7th August, 2017.
7th August, 2017
Ms. Sharon Ngayiyo, Court Clerk.
Ms. Harriet Adubango, Senior Resident State Attorney, for the Prosecution.
Mr. Ronald Onencan, Counsel for the accused person on state brief is present in court
The accused is present in court.
SENTENCE AND REASONS FOR SENTENCE
The convict was found guilty of the offence of murder c/s 188 and 189 of the Penal Code Act after a full trial. In her submissions on sentencing, the learned Senior Resident State attorney prayed for a deterrent sentence on the following grounds; the offence of murder is a serious offence carrying the death penalty. The circumstances of the death where the victim was murdered brutally using a knife. He deserves a deterrent sentence to enable him reform. This is one of such cases where there is a plan and execution of the offence. He was persistent in getting the deceased. He deserves the death penalty.
In his allocutus, the convict prayed for lenience on grounds that he has problems of sickness, a simple fracture after an accident in 2015. He has hepatitis "B", and four children. His father died and he is left with a mother who is very weak and he used to look after her and all those children. He prayed for mercy so that he can serve his sentence and go back and develop Uganda.
I have considered all the mitigating factors mentioned above and especially the fact that at the age of 25 he is still a relatively young man. This though is one such case where the mitigating factors I have reproduced above coupled can hardly mitigate the punishment due to the gruesome manner in which the offence was committed.

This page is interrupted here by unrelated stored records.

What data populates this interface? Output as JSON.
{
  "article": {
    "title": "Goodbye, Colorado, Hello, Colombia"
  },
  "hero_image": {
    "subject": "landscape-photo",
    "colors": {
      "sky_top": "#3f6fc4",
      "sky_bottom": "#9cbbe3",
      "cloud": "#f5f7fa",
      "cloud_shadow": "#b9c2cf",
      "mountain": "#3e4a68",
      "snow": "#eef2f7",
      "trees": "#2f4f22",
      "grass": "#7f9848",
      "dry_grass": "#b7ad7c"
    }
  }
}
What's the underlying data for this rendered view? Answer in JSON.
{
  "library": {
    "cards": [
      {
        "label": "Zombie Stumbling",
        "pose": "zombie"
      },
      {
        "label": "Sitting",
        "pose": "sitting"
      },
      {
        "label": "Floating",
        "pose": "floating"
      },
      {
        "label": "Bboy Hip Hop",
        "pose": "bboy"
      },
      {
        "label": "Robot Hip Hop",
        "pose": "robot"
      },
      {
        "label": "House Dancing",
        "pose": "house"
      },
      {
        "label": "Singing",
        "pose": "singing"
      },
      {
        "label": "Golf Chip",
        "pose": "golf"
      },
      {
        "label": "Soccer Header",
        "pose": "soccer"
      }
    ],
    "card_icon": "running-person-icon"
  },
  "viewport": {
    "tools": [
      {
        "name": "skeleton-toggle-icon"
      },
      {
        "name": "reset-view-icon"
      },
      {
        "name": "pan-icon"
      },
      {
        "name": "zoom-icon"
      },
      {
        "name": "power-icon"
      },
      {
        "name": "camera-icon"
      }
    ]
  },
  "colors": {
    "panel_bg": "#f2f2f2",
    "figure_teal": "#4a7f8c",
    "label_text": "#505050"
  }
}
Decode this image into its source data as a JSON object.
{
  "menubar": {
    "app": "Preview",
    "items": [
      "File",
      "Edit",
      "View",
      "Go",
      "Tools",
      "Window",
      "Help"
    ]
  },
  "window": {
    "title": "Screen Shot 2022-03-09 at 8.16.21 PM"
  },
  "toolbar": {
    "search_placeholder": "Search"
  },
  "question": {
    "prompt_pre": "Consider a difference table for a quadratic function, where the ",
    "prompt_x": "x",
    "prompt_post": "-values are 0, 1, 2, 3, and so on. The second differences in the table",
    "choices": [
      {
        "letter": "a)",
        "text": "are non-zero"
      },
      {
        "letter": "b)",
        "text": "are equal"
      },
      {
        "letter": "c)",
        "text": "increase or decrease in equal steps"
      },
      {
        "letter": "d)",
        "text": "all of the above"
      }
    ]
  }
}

I have for example considered Mugabe v Uganda C.A. Cr. Appeal No. 412 of 2009, where the Court of Appeal in its decision of 18th December 2014, confirmed the death sentence for a thirty year old convict who following an allegation of rape against him, was heard threatening that he would kill a member of the deceased’s family. The deceased was aged twelve years and on the fateful day he was sent by his father to sell milk at a nearby Trading Centre. He never returned home. The relatives made a search for him and his body was discovered in a house in a banana plantation. The appellant had been seen coming out of a house near that plantation. On examination of the body of the deceased, it was revealed that the stomach had been cut open and the heart and lungs had been removed. His private parts had also been cut off and were missing from his body. The cause of death was severe hemorrhage due to cut wounds and the body parts removed. The accused pleaded guilty on arraignment. He was sentenced to death despite his plea of guilty.

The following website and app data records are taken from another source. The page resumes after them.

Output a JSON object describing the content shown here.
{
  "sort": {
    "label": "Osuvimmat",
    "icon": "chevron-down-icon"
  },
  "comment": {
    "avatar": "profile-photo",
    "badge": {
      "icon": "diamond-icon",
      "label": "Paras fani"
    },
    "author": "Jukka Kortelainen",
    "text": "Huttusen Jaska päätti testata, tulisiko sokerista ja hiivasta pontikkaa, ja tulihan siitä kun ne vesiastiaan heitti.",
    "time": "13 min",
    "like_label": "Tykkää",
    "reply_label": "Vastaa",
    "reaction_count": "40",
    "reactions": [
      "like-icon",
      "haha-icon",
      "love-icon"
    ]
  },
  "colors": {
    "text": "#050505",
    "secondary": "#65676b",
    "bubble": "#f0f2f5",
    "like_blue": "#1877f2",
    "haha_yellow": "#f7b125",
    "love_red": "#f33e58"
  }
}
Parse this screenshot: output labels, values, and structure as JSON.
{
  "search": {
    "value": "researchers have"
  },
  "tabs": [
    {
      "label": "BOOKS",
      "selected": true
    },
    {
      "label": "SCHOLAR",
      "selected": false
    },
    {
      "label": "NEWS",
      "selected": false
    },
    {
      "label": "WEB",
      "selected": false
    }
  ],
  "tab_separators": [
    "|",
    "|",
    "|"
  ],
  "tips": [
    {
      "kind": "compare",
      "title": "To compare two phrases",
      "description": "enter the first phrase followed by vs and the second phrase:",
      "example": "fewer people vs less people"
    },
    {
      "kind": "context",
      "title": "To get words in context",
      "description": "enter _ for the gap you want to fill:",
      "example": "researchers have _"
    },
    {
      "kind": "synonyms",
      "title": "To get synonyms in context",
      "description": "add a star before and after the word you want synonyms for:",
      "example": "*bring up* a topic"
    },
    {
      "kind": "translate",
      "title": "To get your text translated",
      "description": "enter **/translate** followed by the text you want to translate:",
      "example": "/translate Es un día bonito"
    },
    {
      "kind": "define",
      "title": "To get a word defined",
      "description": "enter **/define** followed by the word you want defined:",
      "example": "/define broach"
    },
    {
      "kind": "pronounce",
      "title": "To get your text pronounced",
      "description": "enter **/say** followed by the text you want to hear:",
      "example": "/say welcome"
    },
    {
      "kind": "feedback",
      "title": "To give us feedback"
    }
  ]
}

This was a gruesome death where the deceased was practically killed in the proximity od his mother and wife. They suffered the indignity of finding their loved one helpless gasping for breath with a knife stuck in his chest. I know a life can never be adequately compensated, not even with another life but the death penalty remains one of the lawful sentences for this type of crime. The court should not balk out of the duty entrusted to it to express public indignation towards some of the extreme modes of perpetration of crime.

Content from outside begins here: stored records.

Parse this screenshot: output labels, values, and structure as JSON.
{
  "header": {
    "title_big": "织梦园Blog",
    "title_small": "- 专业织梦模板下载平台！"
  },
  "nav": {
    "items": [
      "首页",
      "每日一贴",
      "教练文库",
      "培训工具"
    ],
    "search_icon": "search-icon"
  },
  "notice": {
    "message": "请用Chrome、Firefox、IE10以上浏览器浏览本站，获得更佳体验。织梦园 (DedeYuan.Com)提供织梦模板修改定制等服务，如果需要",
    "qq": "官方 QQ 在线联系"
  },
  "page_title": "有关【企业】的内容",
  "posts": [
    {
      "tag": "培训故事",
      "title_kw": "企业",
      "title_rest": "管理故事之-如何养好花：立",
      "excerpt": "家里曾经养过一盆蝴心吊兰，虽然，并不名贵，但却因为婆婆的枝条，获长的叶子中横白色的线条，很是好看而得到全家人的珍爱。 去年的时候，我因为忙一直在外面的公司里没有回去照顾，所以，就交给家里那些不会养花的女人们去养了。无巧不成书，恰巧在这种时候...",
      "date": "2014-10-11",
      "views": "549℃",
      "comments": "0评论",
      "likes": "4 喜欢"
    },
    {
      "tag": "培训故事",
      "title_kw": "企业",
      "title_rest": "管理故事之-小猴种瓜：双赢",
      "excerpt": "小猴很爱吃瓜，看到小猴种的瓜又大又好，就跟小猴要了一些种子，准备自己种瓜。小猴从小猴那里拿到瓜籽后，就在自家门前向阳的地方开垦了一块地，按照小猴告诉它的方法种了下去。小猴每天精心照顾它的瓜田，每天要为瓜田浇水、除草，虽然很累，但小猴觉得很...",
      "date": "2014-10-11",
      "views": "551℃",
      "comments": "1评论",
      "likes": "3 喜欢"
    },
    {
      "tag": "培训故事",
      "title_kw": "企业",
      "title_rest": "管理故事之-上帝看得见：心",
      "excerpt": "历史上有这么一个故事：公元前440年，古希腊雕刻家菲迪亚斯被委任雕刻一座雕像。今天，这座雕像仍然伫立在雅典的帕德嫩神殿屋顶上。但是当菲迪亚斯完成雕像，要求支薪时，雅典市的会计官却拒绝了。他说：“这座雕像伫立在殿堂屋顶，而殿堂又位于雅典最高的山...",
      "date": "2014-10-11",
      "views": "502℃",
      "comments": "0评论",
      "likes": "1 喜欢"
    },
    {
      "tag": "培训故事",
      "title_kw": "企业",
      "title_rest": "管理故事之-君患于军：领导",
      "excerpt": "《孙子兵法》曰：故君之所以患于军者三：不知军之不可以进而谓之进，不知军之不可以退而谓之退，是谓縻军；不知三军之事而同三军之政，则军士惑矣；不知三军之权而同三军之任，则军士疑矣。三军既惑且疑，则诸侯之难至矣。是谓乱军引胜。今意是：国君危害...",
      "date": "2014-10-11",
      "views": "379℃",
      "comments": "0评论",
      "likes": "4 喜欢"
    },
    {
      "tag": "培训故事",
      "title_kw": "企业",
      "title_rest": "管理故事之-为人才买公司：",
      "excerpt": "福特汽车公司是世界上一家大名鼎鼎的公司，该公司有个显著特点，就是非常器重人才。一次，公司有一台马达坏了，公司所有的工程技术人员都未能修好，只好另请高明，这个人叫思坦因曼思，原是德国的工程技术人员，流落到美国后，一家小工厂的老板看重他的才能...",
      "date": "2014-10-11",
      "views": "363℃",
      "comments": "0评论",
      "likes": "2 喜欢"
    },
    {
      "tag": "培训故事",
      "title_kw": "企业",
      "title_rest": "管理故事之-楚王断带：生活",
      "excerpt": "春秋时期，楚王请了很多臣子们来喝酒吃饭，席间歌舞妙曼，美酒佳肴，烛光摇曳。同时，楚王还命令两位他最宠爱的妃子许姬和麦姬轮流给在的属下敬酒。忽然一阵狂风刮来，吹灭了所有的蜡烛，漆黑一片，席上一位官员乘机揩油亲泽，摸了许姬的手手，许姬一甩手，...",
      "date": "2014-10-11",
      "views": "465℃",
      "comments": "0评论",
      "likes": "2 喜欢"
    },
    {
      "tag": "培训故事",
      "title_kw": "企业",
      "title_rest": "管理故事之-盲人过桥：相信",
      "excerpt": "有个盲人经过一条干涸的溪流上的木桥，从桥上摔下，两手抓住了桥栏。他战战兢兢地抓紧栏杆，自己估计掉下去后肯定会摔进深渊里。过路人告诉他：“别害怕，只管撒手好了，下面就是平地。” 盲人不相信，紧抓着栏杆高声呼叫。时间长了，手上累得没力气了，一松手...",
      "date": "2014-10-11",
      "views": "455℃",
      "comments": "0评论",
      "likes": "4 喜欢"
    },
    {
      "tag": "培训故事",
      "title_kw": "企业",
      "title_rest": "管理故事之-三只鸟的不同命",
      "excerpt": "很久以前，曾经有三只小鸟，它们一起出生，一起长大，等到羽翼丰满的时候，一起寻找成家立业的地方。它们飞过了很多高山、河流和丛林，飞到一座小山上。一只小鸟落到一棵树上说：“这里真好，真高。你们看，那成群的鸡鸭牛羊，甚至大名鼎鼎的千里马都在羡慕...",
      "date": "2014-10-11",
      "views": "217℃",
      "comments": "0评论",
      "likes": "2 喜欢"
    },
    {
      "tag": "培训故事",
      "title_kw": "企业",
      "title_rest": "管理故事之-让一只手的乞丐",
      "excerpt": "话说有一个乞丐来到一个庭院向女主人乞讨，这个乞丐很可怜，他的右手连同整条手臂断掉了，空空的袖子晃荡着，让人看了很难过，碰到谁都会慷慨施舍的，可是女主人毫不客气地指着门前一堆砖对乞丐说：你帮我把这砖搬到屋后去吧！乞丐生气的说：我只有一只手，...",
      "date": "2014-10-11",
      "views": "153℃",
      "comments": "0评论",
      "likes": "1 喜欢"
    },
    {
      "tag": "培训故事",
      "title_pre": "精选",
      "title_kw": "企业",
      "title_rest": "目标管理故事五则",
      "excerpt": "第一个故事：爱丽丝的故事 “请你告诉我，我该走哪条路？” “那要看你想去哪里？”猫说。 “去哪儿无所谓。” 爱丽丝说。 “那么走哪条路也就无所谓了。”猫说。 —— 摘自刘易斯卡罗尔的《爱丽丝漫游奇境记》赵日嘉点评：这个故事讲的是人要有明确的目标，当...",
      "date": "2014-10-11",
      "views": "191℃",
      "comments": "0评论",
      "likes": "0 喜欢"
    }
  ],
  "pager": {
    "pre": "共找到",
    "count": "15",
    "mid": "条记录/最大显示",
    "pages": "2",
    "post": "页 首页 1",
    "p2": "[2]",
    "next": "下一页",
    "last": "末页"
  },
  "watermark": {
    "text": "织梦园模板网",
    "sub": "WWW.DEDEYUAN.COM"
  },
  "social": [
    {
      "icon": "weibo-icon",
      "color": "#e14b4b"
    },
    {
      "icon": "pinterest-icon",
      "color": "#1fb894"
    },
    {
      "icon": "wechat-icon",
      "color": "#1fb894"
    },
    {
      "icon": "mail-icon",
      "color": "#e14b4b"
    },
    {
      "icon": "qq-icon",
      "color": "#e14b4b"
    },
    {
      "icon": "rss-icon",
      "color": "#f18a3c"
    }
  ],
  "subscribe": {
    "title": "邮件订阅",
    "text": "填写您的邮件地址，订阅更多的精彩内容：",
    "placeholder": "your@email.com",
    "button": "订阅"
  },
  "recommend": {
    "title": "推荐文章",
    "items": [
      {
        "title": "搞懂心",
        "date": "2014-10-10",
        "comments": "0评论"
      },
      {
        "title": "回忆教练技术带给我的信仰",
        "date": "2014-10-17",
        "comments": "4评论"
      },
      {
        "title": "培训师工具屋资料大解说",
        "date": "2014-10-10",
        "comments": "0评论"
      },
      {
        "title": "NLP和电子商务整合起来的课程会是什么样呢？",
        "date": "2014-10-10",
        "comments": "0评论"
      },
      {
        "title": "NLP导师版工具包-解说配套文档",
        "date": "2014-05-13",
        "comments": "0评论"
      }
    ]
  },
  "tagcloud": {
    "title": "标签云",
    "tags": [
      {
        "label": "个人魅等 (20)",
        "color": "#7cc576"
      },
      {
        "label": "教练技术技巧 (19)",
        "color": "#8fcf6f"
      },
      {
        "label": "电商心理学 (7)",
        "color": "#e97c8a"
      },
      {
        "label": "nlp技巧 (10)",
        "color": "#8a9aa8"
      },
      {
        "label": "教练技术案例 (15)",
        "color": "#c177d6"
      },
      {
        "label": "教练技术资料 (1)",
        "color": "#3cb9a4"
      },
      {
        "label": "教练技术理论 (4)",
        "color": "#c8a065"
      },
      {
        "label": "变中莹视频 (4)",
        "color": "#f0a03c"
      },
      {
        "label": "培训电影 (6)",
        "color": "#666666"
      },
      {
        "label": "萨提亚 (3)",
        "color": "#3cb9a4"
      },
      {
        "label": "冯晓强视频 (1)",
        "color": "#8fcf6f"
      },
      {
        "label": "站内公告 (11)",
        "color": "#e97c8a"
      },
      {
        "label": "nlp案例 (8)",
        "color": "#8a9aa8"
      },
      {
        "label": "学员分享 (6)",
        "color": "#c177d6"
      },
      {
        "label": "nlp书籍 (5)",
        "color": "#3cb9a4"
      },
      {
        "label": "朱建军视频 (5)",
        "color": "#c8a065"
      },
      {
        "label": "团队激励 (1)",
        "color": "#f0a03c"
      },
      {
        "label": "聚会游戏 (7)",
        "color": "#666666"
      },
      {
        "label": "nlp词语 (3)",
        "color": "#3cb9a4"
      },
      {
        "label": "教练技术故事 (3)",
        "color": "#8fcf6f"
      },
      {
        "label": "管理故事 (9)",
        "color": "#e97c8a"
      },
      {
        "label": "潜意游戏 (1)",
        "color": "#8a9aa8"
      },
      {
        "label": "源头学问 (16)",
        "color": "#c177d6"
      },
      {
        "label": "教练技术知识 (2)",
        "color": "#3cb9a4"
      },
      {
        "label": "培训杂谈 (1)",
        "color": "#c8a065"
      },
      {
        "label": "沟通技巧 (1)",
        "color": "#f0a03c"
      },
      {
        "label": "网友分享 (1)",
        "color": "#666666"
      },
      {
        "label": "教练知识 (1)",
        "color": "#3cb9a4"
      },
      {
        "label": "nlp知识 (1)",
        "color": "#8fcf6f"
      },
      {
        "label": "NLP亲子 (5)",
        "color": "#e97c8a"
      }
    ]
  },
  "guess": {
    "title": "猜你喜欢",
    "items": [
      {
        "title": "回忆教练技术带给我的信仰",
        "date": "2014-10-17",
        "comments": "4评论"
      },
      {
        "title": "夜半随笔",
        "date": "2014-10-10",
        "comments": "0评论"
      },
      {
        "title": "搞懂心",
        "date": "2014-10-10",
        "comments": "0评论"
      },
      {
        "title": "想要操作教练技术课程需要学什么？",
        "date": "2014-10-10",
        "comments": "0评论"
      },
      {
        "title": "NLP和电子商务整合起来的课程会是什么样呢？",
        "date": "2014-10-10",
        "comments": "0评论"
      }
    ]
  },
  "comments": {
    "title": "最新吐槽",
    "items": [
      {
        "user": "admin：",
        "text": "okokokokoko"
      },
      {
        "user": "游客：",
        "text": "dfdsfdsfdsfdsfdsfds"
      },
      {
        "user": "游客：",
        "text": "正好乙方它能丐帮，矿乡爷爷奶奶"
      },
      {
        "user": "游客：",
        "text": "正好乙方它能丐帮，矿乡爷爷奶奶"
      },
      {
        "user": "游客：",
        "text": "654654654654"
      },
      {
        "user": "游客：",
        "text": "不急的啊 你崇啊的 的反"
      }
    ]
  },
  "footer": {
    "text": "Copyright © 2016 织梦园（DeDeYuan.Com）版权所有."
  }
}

The maximum penalty for the offence murder as prescribed by section 189 of the Penal Code Act is death. This represents the maximum sentence and is reserved for the worst of the worst cases of murder. The convicts before me committed the offence in the worst of the worst of manners. It was a horrific, brutal, callous, calculated, well planned and pre-meditated, senseless killing. It is an offence, which the mitigating factors advanced by the convict will not mitigate. It is one that deserves the death sentence if only to exact retribution for the undignified, brutal and horrendous manner in which the deceased was killed and also to deter other would be offenders. I therefore sentence the accused to death. He is to hang until he is dead. I so order.
The convict is advised that they he has a right of appeal against both conviction and sentence, within a period of fourteen days
Dated at Arua this 7th day of August, 2017. …………………………………..
7th August, 2017